Bon Jovi's "Livin' on a Prayer" was a multi-platinum international Top 5 smash that topped the American charts for an entire month in 1987. This no doubt came as a surprise to the group's frontman, who really didn't like the song when it was first written.

"It wasn't that I didn't want to record it, but I wasn't all that impressed on the day that we wrote it," Jon Bon Jovi tells People magazine. "It was the simple chord progression, the melodies and the lyrics."

Then Hugh McDonald made an uncredited contribution, and "Livin' on a Prayer" suddenly had new momentum. "The bass line came to life in the demo studio, when we took it back to the band and worked it up," Bon Jovi said. "That's how it became what it is."

READ MORE: Ranking All 334 Bon Jovi Songs

He says Bon Jovi "knew what we wanted. We just didn't have it, and so I was like, 'Yeah, it's good. Good day. Good day at the office,' and I was wrong." Then, stating the obvious, he adds: "It's one of the biggest songs in our catalog."

Watch Bon Jovi’s ‘Always’ Video

Bon Jovi Was Wrong About Another Smash Hit, Too

Bon Jovi's private life has been in the news lately following his statement that he got "away with murder" over the course of his 35-year marriage to high-school sweetheart Dorothea Hurley. They began dating in 1980, four years before the arrival of Bon Jovi's self-titled first album. "I'm a rock 'n' roll star. I'm not a saint," he told Michael Strahan on ABC's Halfway There special. "I'm Jon Bon Jovi. It was pretty good."

By the way, "Livin' on a Prayer" wasn't the only single that Bon Jovi was wrong about.
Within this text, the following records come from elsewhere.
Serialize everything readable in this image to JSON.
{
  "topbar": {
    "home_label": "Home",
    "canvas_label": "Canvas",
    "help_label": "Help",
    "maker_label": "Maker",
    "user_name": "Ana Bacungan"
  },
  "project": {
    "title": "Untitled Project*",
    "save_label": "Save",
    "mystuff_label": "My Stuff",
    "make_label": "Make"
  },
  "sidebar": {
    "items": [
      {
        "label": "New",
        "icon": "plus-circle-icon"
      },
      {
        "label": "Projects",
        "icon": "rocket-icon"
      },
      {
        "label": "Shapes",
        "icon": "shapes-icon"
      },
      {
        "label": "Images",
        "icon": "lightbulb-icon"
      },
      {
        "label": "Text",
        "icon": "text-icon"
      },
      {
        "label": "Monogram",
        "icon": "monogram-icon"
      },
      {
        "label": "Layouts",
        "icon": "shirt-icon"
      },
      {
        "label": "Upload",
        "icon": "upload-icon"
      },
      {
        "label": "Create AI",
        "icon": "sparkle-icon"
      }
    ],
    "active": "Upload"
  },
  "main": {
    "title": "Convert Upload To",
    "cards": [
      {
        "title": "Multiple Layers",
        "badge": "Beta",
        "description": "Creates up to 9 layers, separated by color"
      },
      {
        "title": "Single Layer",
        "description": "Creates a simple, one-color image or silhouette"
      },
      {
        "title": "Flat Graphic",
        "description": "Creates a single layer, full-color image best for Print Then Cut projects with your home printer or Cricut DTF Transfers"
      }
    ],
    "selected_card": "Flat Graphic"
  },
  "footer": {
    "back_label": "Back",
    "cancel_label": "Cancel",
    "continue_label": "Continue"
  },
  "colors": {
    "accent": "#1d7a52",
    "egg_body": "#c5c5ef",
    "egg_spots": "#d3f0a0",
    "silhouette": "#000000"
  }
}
He also had his doubts when it came to "Always," the million-selling No. 4 hit from 1994.

Noting that it's "also one of our biggest songs ever," Bon Jovi told People magazine: "When I'd written that, we demoed it for a movie that I had written it for, and thought, 'Yeah, that's not very good.' Put it on the shelf, and an A&R guy who was a friend of ours was listening to some of those lost songs, and he said, 'You know, this is a monster hit.' He was right."

The '80s Most Outrageous Rock Fashion

In the same way that ducktails defined the '50s and bell bottoms became shorthand for the '70s, neon-lit sartorial choices can be firmly placed in the Reagan years.

Gallery Credit: Nick DeRiso

How a Naughty Moment Inspired Jon Bon Jovi to Learn Guitar

More From 106.3 The Buzz